Share June 13, 1991's comic on:
Dilbert sits in his chair and says to Dogbert, "It's an ethical dilemma . . . I support my company's goal of discouraging drug use, but the random drug testing policy is a violation of my constitutional rights." Dilbert continues, "I'll get fired if I refuse the test.

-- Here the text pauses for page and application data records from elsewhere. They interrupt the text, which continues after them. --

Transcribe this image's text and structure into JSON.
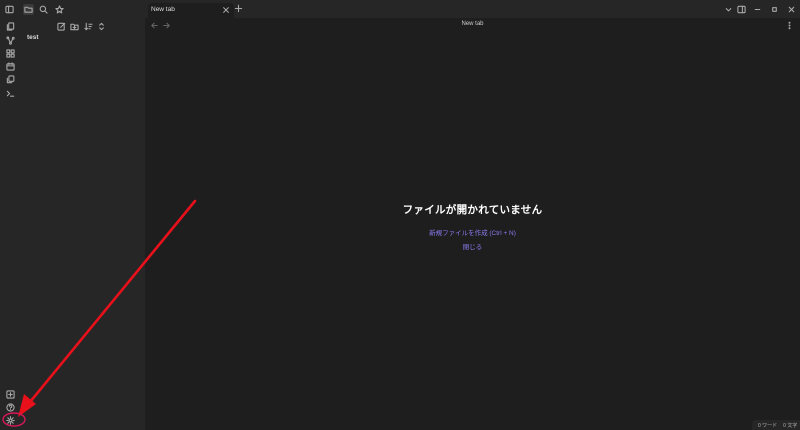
{
  "tabs": [
    {
      "label": "New tab"
    }
  ],
  "view_header": {
    "title": "New tab"
  },
  "sidebar": {
    "files": [
      {
        "name": "test"
      }
    ]
  },
  "empty_state": {
    "title": "ファイルが開かれていません",
    "create_link": "新規ファイルを作成 (Ctrl + N)",
    "close_link": "閉じる"
  },
  "statusbar": {
    "words": "0 ワード",
    "chars": "0 文字"
  },
  "colors": {
    "link": "#8a7cf0",
    "annotation": "#e8101a",
    "background": "#1e1e1e",
    "panel": "#262626"
  }
}
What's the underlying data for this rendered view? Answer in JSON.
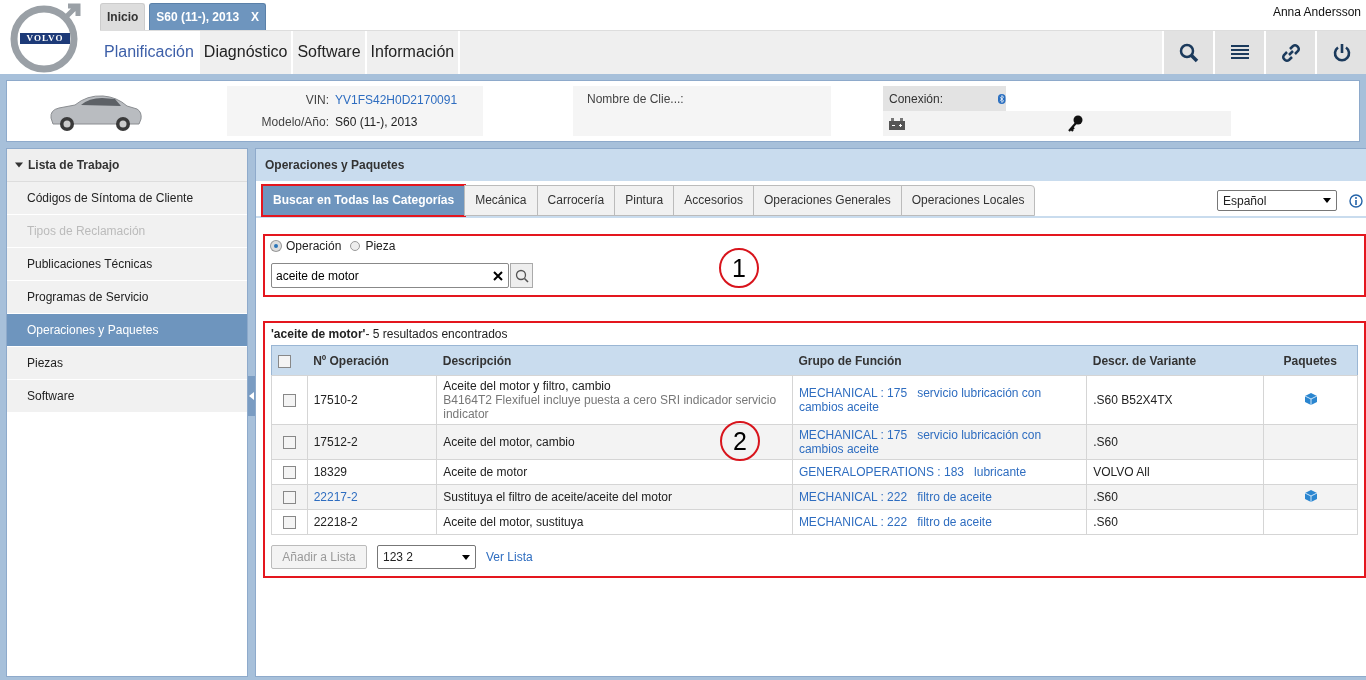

What is the ethical thing to do?" Dogbert replies, "Hack into their computer and change your Boss's test results." Dilbert sits at his computer and says, "Sometimes the straightest path is through the mud." Dogbert says, "Good, rationalize it with an obtuse metaphor."
Share June 12, 1991's comic on:
Dilbert asks Wally, "Don't you think the company's drug testing policy is a violation of our privacy?" Wally replies, "I don't do drugs." The Boss reads a report and says, "Johnson, your blood test results are in. Looks like you live on Cheetos and Diet Pepsi . . . Your wife doesn't love you . . . And whoa . . What's this?" The Boss continues, "Apparently, you like to dress in grass skirts and make fun of the lawnmower."
Share May 21, 1991's comic on:
Share February 15, 1991's comic on:
The caption says, "After one week of camping." Dogbert sits on the edge of a hole in the ground and says, "This vacation to Clyde Canyon has been a major rip-off." Dilbert, who is wearing a backpack and looks unshaven, says, "I'm glad it's over." A hiker walks to the edge of the hole and says, "Why are you two in that hole when beautiful Clyde Canyon is just over the ridge?" Dogbert says, "Maybe we shouldn't bother getting our photos developed."